- Incontinence – Because of the loss of elasticity in the tissue, many women experience frequent, strong urges to empty their bladders. Sometimes coughing, sneezing, or laughing can even cause involuntary emptying of the bladder.
It is important to speak with your doctor about the possibility of these health risks. Healthcare professionals will be able to help determine your risk and find the best treatment for you.
Take Home Note:
Low estrogen levels can cause many other health problems. It is important to speak with a doctor about your risk factors and how to prevent these medical issues.
Hormone Replacement Therapy (HRT) is a common prescribed treatment for menopause signs. If you prefer, there are also natural remedies that can help stop some of the symptoms (6). Some of these remedies include:
- Black Cohosh – This herb has been reported by women to help reduce hot flashes.
- Red Clover – While studies have been inconclusive, women report this extract to help reduce hot flashes.
- Dong Quai – This traditional Chinese herb has helped treat gynecological problems in women for over 1,200 years.
- Ginseng – This natural herb has been shown to help with overall symptoms of menopause.
- Kava – This herb has been shown to help decrease anxiety.
- Evening Primrose Oil – This oil has also shown ability to decrease hot flashes.
As with all natural remedies, these all have different side effects and effectiveness. Speak with a doctor before starting any natural remedy.
Take Home Note:
While HRT is common, there are also many natural home remedies that you can try to reduce symptoms of menopause. But, with all supplements, it is important to consult with a doctor first.
Menopause is a natural occurrence in all women. It comes with many signs and symptoms. The transitional period can last many years, and there is also a possibility of going into menopause prematurely.
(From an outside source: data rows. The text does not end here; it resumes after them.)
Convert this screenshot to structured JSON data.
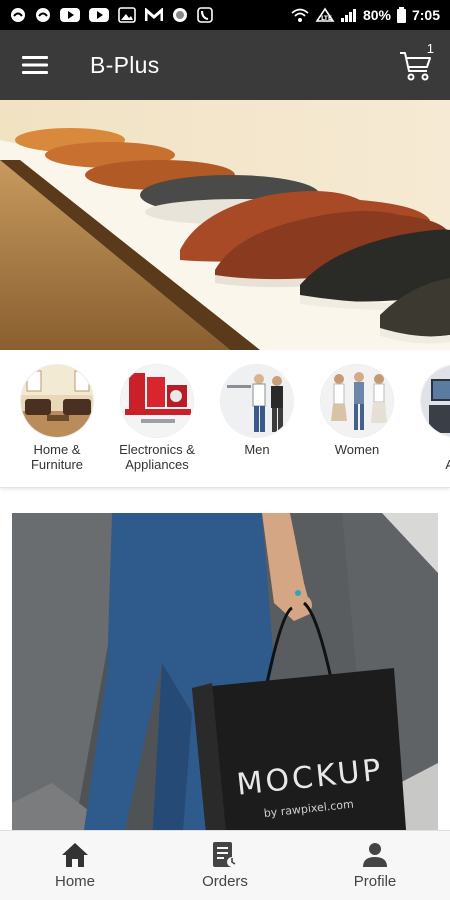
{
  "status_bar": {
    "battery": "80%",
    "time": "7:05",
    "icons": [
      "app-icon",
      "app-icon",
      "youtube-icon",
      "youtube-icon",
      "gallery-icon",
      "gmail-icon",
      "circle-app-icon",
      "call-icon",
      "wifi-icon",
      "data-saver-icon",
      "signal-icon",
      "battery-icon"
    ]
  },
  "app_bar": {
    "title": "B-Plus",
    "cart_count": "1",
    "background": "#3a3a3a"
  },
  "categories": [
    {
      "label": "Home &\nFurniture"
    },
    {
      "label": "Electronics &\nAppliances"
    },
    {
      "label": "Men"
    },
    {
      "label": "Women"
    },
    {
      "label": "T\nApp"
    }
  ],
  "promo": {
    "bag_text": "MOCKUP",
    "bag_subtext": "by rawpixel.com"
  },
  "bottom_nav": {
    "items": [
      {
        "label": "Home",
        "icon": "home-icon"
      },
      {
        "label": "Orders",
        "icon": "orders-icon"
      },
      {
        "label": "Profile",
        "icon": "profile-icon"
      }
    ]
  }
}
If you experience these signs and symptoms, you can consult with your doctor to find the right treatments for you!